Products from the Icelandic medical fish skin company Kerecis are now in Ukraine, where they will be used in the treatment of burns, bombs and gunshot wounds. Kerecis employee Anastasiya Shyshkova took the medical devices to Belgium and handed them to the medical doctor Dr. Ihor Vitenko, who then drove them to Ukraine where he intends to use them to treat patients.

Dr. Ihor Vitenko to the left and Anastasiya Shyshkova.

The products in question are made from cod skin in Iceland and are used for wound treatment in many parts of the world.

Anastasiya, one of more than 200 Kerecis employees, was born in Ukraine but grew up in Canada. She now lives in Iceland with her Belgian husband.

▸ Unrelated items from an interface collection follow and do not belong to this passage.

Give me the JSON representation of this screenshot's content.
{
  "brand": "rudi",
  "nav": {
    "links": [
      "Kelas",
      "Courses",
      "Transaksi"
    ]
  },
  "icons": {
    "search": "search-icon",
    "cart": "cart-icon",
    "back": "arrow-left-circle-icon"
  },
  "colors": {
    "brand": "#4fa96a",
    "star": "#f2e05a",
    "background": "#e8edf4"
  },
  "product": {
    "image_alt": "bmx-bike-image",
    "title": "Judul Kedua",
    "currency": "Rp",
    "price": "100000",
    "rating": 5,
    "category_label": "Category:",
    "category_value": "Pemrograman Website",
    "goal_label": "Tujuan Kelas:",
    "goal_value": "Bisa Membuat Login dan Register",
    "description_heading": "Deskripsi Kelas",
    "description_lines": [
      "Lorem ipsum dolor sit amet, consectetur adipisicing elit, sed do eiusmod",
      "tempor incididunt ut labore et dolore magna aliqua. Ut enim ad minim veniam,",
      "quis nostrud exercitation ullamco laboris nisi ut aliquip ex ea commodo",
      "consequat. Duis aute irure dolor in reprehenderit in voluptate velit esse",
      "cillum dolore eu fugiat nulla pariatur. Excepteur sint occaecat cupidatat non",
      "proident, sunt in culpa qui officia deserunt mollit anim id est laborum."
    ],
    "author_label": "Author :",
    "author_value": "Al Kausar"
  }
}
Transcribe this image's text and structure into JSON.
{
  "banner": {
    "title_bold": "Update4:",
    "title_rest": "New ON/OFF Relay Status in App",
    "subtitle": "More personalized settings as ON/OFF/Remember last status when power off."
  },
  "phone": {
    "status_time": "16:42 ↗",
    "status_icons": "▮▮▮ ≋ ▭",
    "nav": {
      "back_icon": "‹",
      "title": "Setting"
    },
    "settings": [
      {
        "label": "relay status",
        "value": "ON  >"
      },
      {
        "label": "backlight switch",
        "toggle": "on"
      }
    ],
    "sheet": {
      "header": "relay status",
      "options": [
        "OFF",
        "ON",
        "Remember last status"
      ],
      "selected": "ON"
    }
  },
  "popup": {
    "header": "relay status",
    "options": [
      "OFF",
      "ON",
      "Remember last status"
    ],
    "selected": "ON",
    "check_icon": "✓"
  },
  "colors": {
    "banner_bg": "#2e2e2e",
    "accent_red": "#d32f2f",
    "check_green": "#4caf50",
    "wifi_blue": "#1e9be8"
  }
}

Like many, Anastasiya has been following developments in her country of birth closely in recent weeks and days, but after experiencing great anxiety and despair, she decided to take matters into her own hands.

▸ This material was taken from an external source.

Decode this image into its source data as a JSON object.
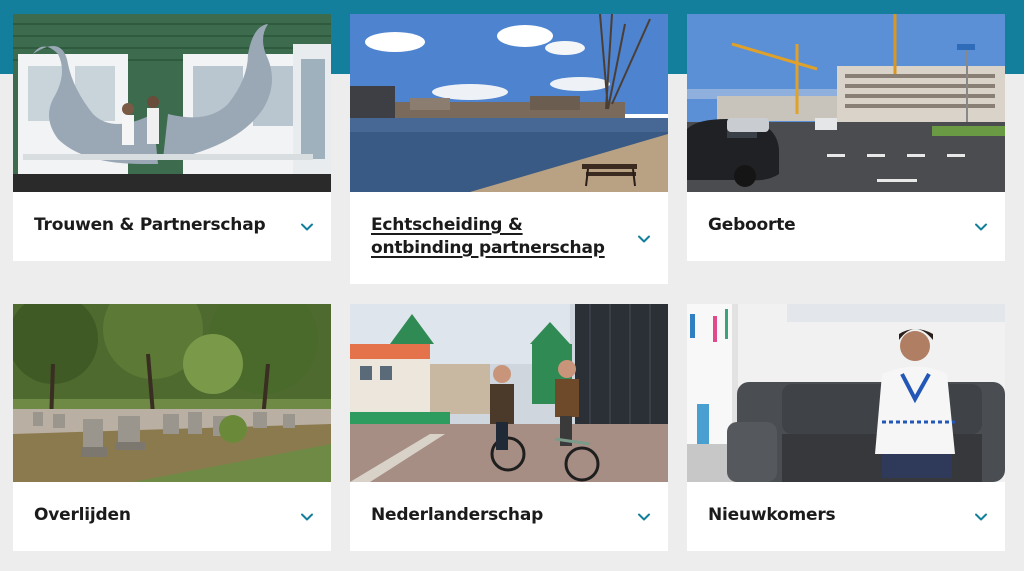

“The terrible situation in Ukraine due to the invasion of the Putin government and the uncertainty about the future of the family, especially my grandfather, caused me great uproar. I was constantly looking for news and checking that the city I was born in was still OK. I was helpless about how I could lend a helping hand, “says Anastasiya.

Taking a van to the Ukraine

Her perplexity did not last long, however, but shortly after the invasion began, she received word from a Ukrainian doctor working in Belgium, Dr. Ihor Vitenko. Hoping to be able to help the Ukrainians in the war with Russia, he had recently bought a van, which he now fills with medical supplies with plans to drive it to Ukraine. In the Ukraine, he works in hospitals in the conflict zone and teaches doctors there the latest in Western wound care.

Dr. Ihor Vitenko going to Ukraine with supplies

With the help of her mother-in-law, Anastasiya was able to contact the doctor.

“I had told him my shared experience of the injustice and asked him if he had ever heard of or worked with fish-skin based medical devices for wound care. He had not involved, but was very interested in it,” says Anastasiya.

The goods arrived a day later, on a Sunday, February 27th, just a few days after the Russian invasion of Ukraine began, and Anastasiya received a green light from Kerecis to take the goods to Belgium and on Monday morning she boarded a plane bound for Amsterdam.

From there, she rented a car directly to Belgium, where she delivered the medical supplies in person.

According to Anastasiya, she was met with a lot of gratitude upon her arrival and the doctor was extremely fond of having the products delivered in person.

 “I had a great conversation with Dr. Vitenko who barely had time to answer the phone when I was there.”

“During the time I was talking to him, he was offered three ambulances to take with him across the border to Ukraine,” said Anastasiya.

Dr. Vitenko set off with the medical supplies last week and headed for Poland. From there, the road led to the Ukrainian border, where Anastasiya hopes the products will be put to good use.